“The Plastic Surgery Education Network is already the largest online Plastic Surgery education tool, and we are striving to continue to add value to your membership.  Today, we are pleased to announce that PSEN and ASRM signed a formal three-year letter of agreement.  This agreement makes possible the capture of the ASRM annual meeting and hosting of this content on PSEN.  Some of the content will be freely available to members, while the remainder will be offered at a reduced rate to those that attend the meeting.  Annual meetings from years past are completely free to members and we encourage you to explore interesting panels from those meetings.”

-Raman Mahabir, MD, PSEN Editorial Committee Co-Editor

 

July’s Surgery Spotlight Video now on PSEN

In this month’s Surgery Spotlight, Jeffrey Kozlow, MD, demonstrates both sentinel lymph node biopsy and the primary resection with skin graft reconstruction of a plantar foot melanoma. The patient is a 59-year-old man who presents a 3.5 mm deep melanoma on his foot.  First, sentinel lymph node biopsy from the inguinal region is demonstrated—including the use of lymphoscintigraphy and intra-operative lymph node mapping techniques, which utilize a gamma probe and blue dye. The second part of the operation demonstrates local excision of the primary lesion, followed by a full-thickness skin graft for reconstruction. With the increased incidence of melanoma, along with some of the unique locations of disease, such as the plantar foot, Dr. Kozlow discusses the role that plastic surgeons can have in the surgical management of melanoma. He discusses the importance of participating in institutional melanoma tumor boards and the benefits for plastic surgeons who want to be involved with oncologic care.

Past Surgery Spotlight programs remain freely available to view on PSEN. Hard copies of these programs can also be purchased from the PSEN DVD LibrarySurgery Spotlight is a video-based product line produced by the Plastic Surgery Education Network (PSEN).

 

Lectures from the Aesthetica Symposium Now Available on PSEN

More than 30 hours of expert talks from Aesthetica are now available through PSEN. Topics cover complications and dueling perspectives in Breast, Body and Face.

The Aesthetica Super Symposium combined the content and approaches of three previous ASPS Symposia: Dueling Perspectives in Aesthetic Plastic Surgery, Management of Complications in Plastic Surgery and the Regenerative Medicine Summit. The meeting was divided into three concurrent tracks, reflecting those approaches, and then divided within that between Face, Breast and Body. PSEN now offers recordings of the lectures from that meeting to view whenever you like.
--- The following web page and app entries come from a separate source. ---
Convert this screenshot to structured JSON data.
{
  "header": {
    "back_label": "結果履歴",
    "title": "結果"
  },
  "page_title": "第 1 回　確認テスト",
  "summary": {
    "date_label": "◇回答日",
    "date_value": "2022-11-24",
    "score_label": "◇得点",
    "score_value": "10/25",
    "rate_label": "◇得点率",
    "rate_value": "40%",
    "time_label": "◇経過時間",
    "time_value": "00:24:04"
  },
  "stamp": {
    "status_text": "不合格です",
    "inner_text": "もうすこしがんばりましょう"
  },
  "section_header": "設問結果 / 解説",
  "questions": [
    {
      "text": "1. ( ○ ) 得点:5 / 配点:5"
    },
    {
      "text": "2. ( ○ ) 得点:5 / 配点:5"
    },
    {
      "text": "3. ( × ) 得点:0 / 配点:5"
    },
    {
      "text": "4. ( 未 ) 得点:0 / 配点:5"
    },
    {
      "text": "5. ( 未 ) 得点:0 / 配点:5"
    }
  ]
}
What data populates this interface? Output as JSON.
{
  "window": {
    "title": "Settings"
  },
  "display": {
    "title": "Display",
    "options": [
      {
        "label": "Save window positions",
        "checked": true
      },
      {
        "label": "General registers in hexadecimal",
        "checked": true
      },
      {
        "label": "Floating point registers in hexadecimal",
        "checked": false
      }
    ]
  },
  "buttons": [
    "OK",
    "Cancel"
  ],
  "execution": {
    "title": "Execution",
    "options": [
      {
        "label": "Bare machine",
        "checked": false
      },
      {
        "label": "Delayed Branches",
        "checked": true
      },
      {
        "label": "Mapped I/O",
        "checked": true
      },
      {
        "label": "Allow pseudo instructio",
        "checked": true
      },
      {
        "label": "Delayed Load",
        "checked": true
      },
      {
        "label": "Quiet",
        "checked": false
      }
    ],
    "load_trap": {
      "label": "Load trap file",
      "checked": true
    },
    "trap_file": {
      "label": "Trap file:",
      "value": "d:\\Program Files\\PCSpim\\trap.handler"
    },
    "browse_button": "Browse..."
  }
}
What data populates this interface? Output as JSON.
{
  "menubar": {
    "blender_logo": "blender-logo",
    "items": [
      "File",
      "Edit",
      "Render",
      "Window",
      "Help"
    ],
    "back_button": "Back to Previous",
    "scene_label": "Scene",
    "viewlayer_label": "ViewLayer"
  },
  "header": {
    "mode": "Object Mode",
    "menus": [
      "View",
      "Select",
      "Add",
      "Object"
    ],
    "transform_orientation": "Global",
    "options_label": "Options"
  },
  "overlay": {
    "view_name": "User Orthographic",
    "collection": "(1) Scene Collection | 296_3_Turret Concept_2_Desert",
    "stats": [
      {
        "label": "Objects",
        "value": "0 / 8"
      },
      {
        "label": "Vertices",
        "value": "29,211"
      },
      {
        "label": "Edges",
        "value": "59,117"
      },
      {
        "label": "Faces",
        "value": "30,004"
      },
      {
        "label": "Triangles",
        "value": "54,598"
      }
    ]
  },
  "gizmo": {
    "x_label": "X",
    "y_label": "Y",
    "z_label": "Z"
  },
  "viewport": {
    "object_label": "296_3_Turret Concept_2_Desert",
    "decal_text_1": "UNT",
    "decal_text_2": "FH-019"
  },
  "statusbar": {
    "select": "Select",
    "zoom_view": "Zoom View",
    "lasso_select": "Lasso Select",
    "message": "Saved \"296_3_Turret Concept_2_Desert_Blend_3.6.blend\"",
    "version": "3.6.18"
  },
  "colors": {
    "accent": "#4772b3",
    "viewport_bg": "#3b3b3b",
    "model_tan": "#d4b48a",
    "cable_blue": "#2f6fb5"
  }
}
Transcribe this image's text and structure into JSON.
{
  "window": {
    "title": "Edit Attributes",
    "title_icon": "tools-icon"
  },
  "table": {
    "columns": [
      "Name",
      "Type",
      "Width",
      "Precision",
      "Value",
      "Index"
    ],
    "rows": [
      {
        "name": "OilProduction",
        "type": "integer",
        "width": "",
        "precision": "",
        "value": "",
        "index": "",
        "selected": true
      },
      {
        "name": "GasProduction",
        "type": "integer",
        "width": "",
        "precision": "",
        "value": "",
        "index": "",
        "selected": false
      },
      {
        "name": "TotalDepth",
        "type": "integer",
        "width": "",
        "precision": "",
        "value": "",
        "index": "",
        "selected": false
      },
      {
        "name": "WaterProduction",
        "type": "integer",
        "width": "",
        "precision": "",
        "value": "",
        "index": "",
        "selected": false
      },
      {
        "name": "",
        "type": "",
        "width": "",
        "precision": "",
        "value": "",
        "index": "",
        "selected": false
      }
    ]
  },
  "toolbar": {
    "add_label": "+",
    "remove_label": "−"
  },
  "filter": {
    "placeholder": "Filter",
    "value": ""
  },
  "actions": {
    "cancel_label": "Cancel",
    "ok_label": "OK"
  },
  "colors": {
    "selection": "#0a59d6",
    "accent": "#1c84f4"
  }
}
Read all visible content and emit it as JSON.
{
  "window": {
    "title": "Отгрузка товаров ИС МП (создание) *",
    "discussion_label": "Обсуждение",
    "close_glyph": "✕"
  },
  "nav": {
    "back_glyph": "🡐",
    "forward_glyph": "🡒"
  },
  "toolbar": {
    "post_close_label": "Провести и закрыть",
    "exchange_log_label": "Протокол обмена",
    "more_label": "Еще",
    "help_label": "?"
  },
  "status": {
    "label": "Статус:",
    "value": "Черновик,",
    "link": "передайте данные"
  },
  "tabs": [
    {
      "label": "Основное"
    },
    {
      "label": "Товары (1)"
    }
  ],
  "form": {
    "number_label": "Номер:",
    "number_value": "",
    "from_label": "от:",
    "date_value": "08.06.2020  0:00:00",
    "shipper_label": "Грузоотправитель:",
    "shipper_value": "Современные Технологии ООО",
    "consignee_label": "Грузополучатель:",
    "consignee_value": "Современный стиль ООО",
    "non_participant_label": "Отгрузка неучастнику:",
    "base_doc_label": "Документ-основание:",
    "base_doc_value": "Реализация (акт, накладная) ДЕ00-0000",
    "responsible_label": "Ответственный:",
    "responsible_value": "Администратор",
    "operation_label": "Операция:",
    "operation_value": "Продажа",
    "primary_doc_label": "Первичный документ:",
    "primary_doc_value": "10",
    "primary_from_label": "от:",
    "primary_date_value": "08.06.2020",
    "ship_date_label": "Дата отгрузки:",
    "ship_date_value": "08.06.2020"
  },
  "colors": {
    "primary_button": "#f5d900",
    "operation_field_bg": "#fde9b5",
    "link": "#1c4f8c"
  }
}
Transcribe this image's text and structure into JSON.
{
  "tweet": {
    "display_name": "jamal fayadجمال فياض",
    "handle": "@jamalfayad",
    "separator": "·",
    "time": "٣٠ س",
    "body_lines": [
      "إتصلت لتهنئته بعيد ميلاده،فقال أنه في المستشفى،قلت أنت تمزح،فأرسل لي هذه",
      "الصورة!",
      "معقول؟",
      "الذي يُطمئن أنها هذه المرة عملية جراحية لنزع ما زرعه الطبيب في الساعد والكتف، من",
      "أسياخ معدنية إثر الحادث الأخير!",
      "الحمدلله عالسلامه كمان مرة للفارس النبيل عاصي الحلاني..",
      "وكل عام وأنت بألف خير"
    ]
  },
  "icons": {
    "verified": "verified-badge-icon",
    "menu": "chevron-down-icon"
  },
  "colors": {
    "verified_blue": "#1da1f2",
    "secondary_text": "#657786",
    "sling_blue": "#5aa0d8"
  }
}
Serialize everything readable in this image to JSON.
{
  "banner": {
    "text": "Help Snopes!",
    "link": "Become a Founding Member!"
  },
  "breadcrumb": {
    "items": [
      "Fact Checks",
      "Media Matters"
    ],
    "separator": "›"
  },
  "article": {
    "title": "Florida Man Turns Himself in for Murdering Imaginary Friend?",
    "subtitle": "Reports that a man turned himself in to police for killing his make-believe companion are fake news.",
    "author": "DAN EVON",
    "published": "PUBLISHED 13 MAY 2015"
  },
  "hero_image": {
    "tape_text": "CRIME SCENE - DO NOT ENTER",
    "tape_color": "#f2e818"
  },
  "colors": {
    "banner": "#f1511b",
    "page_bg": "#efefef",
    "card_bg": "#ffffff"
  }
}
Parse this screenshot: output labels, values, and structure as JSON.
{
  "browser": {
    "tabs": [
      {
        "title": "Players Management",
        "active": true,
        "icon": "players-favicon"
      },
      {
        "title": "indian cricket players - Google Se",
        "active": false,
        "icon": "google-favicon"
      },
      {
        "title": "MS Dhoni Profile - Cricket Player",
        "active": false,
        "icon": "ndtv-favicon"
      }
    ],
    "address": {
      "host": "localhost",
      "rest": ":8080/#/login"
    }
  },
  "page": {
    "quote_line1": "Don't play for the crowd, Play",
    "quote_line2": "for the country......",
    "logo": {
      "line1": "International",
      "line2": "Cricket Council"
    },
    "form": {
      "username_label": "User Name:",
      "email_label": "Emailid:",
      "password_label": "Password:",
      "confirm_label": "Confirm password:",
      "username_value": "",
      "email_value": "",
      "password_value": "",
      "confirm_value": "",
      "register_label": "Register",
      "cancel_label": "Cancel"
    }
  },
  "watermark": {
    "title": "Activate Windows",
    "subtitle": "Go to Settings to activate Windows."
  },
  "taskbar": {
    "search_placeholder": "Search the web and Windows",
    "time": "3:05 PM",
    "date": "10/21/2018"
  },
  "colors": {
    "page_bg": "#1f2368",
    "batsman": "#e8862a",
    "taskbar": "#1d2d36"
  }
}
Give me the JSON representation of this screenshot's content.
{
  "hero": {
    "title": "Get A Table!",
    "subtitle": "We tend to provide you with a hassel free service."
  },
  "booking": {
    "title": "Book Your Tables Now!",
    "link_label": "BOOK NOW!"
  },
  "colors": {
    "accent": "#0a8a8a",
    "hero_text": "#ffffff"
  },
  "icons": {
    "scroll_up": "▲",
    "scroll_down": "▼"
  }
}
Save money by purchasing now, as the recordings are available at a special introductory price through June 21st. Purchase your access here.

 

New Surgery Spotlight Now Available on PSEN

In this month’s Surgery Spotlight, Joseph Dayan, MD performs a Diagonal Upper Gracilis (DUG) Flap dissection on a young woman for delayed breast reconstruction.  The DUG flap is oriented parallel to Langer’s lines, allowing for a straight line closure along the line of least tension and can be rapidly elevated in the supine position.  This results in a low risk of potential wound healing complications and a wider flap dimension compared to transversely-oriented flaps such as the TUG or PAP.  In addition, the orientation of the donor site closure contours the thigh, minimizing the risk of a “shark bite” appearance.  The DUG flap is particularly useful in thin patients such as this one, or patients who do not have a DIEP flap donor site option.  Chapters of this video include DUG flap markings, flap elevation, recipient vessel preparation, anastomosis and flap inset.

Past Surgery Spotlight programs remain freely available to view on PSEN. Hard copies of these programs can also be purchased from the PSEN DVD LibrarySurgery Spotlight is a video-based product line produced by the Plastic Surgery Education Network (PSEN).